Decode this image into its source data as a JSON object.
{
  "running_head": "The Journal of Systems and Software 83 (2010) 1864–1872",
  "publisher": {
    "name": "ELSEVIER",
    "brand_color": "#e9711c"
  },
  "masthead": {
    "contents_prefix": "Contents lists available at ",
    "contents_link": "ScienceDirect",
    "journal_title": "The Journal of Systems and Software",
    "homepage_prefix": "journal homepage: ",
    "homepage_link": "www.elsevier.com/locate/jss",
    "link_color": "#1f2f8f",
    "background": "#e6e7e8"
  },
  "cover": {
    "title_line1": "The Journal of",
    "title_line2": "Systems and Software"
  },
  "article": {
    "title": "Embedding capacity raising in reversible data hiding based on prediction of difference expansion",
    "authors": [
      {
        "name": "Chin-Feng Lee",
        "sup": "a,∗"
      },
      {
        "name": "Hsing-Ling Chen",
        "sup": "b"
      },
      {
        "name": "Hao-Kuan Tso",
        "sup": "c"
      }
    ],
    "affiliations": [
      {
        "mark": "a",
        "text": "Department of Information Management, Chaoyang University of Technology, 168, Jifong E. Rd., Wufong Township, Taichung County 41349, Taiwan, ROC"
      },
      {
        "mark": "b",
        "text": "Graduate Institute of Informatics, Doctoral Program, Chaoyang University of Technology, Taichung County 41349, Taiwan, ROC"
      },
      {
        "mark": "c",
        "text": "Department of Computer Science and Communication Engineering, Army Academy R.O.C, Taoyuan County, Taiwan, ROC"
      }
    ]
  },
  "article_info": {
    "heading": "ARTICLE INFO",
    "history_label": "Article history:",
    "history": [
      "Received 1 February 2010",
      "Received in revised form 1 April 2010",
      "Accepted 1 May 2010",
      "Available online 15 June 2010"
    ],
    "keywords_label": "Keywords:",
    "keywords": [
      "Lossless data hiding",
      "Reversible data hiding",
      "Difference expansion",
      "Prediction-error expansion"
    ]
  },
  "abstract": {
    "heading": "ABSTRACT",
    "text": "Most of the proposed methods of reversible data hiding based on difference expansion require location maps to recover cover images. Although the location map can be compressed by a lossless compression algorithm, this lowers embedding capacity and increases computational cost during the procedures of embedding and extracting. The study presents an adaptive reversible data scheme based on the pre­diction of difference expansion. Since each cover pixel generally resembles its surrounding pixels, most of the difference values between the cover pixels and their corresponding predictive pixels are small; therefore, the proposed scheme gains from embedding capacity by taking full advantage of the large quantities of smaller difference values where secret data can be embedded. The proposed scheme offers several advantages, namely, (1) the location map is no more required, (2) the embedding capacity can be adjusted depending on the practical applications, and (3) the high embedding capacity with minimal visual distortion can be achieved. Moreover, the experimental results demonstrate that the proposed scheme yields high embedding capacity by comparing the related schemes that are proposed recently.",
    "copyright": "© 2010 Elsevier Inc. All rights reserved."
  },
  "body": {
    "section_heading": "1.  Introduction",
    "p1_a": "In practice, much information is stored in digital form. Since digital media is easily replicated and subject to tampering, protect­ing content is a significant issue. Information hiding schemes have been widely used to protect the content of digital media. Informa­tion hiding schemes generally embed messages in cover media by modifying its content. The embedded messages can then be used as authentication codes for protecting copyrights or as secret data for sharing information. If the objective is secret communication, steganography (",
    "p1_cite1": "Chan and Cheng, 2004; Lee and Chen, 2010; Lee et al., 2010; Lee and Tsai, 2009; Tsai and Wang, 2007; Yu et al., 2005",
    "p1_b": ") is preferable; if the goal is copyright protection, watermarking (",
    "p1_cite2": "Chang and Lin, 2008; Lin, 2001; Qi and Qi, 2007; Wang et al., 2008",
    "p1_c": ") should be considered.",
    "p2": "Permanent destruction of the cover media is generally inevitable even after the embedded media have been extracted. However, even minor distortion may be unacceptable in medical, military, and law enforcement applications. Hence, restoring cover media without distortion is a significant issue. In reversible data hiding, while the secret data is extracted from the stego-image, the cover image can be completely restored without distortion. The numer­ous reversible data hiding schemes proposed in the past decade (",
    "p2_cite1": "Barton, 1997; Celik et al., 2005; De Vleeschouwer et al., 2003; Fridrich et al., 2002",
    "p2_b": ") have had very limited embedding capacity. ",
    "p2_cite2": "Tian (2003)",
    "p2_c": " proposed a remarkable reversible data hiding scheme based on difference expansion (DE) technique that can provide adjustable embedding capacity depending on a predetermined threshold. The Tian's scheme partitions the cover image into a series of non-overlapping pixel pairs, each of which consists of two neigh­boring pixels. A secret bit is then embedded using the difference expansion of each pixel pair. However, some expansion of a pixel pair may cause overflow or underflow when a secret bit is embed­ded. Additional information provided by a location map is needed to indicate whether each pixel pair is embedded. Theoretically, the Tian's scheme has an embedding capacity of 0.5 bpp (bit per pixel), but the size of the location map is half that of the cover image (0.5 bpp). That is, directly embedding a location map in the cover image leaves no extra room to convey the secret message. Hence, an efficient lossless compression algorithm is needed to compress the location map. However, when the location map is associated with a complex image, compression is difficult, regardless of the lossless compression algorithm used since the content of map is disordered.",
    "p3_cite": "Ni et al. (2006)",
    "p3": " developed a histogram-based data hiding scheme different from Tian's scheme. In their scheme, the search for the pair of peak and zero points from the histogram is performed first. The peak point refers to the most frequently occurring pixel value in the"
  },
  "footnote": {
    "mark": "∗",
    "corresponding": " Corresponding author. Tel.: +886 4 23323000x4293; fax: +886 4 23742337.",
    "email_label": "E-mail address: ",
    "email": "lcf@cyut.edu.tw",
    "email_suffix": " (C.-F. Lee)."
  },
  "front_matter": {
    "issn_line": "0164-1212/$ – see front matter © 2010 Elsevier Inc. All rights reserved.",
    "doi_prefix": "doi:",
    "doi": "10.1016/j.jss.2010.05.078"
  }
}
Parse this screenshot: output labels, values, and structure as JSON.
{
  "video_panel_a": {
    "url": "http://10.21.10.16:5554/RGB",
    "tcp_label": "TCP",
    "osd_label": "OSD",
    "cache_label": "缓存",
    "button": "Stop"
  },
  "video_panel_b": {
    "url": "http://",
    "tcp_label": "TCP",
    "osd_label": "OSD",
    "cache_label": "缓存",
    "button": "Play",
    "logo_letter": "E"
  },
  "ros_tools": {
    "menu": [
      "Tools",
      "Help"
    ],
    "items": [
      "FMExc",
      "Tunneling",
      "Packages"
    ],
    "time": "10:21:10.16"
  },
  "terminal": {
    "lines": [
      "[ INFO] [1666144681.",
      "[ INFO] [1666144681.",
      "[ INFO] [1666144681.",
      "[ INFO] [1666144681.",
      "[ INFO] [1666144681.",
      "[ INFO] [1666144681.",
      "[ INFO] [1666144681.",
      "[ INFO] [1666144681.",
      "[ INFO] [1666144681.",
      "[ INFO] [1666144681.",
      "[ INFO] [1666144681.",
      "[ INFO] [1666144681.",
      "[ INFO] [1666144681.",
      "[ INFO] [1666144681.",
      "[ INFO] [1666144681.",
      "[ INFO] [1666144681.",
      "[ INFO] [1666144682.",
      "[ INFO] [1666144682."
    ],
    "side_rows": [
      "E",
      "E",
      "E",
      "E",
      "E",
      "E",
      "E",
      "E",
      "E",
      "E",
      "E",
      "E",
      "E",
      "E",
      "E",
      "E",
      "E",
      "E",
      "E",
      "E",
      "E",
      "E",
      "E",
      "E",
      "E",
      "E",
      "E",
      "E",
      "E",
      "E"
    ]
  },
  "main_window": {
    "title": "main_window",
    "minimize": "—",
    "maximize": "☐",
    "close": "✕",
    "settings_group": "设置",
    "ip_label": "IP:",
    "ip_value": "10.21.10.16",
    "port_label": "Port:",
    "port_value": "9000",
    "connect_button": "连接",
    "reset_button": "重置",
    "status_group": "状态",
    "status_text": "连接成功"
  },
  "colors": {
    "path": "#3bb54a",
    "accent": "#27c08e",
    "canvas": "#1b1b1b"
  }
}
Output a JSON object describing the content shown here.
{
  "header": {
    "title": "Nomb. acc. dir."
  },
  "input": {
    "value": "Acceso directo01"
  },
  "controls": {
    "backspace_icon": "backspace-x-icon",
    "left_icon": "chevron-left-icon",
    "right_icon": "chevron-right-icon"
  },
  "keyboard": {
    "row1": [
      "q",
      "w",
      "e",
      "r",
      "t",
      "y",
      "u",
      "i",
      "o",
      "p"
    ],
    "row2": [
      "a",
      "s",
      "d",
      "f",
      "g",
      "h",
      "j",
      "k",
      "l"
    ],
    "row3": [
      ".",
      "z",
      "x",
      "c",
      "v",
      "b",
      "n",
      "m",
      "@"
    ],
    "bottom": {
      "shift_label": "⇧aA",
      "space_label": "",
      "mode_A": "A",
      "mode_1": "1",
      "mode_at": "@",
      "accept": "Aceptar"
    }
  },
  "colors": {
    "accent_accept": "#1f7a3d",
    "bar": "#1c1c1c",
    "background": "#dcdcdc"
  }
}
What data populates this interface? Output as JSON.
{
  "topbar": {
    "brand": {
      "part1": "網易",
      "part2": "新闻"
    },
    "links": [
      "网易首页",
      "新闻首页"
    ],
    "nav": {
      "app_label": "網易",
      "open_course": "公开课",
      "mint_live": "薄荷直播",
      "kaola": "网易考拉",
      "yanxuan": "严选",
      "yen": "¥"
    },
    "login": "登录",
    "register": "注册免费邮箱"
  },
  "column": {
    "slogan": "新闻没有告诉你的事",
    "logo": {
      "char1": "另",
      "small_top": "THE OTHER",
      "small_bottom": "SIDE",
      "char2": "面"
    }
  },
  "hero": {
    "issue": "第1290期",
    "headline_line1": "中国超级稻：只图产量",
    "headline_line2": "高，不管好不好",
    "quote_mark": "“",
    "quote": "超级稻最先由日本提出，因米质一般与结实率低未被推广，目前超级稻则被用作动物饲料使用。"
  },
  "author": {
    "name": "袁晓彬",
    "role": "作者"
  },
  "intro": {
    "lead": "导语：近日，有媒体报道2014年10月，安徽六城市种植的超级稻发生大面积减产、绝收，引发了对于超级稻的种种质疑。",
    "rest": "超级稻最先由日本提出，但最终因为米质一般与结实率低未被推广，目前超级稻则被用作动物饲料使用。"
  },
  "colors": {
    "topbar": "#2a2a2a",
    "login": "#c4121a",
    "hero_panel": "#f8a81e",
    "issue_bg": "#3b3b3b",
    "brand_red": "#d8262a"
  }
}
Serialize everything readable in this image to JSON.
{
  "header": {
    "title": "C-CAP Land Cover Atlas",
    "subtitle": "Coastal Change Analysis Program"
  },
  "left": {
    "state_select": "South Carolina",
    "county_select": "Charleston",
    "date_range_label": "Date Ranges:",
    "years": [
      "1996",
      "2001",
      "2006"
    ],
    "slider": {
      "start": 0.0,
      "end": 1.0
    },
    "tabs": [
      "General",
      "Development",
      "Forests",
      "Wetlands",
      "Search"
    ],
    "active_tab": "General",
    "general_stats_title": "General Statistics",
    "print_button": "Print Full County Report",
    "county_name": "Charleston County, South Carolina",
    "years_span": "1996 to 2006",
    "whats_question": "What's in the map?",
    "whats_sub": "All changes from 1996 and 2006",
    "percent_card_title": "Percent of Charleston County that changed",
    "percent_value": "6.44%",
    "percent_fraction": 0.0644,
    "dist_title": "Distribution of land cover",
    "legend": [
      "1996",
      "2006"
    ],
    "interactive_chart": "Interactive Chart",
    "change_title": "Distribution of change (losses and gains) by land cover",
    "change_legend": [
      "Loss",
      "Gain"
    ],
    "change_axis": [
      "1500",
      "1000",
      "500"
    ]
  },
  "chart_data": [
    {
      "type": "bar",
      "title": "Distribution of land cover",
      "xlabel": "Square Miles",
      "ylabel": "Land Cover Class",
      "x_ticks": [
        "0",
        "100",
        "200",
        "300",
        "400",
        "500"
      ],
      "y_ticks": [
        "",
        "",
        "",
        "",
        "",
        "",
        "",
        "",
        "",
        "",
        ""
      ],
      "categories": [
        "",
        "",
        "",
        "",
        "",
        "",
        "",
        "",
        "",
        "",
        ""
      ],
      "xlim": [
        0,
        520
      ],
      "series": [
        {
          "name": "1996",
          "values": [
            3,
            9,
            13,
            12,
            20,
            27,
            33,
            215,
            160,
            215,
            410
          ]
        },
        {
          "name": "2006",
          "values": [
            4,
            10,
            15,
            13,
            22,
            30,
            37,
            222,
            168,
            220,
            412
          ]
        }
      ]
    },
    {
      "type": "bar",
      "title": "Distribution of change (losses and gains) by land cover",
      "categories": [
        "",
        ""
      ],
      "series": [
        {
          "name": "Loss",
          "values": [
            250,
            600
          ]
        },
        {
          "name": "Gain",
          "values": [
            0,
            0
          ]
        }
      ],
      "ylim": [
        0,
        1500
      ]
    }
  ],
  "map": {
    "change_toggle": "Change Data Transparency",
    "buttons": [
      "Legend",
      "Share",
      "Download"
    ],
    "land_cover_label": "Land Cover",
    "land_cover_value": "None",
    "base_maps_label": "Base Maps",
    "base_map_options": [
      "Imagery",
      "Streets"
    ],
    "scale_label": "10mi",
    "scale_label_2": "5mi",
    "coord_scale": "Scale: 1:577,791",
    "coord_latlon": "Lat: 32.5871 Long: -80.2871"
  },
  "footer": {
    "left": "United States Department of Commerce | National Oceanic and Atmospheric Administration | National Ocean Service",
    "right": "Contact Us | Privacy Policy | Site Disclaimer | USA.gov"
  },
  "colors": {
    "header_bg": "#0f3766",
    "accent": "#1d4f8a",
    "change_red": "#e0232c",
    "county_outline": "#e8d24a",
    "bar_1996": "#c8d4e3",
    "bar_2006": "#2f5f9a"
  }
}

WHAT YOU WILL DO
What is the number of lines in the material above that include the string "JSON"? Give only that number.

SOLVED PROBLEM
5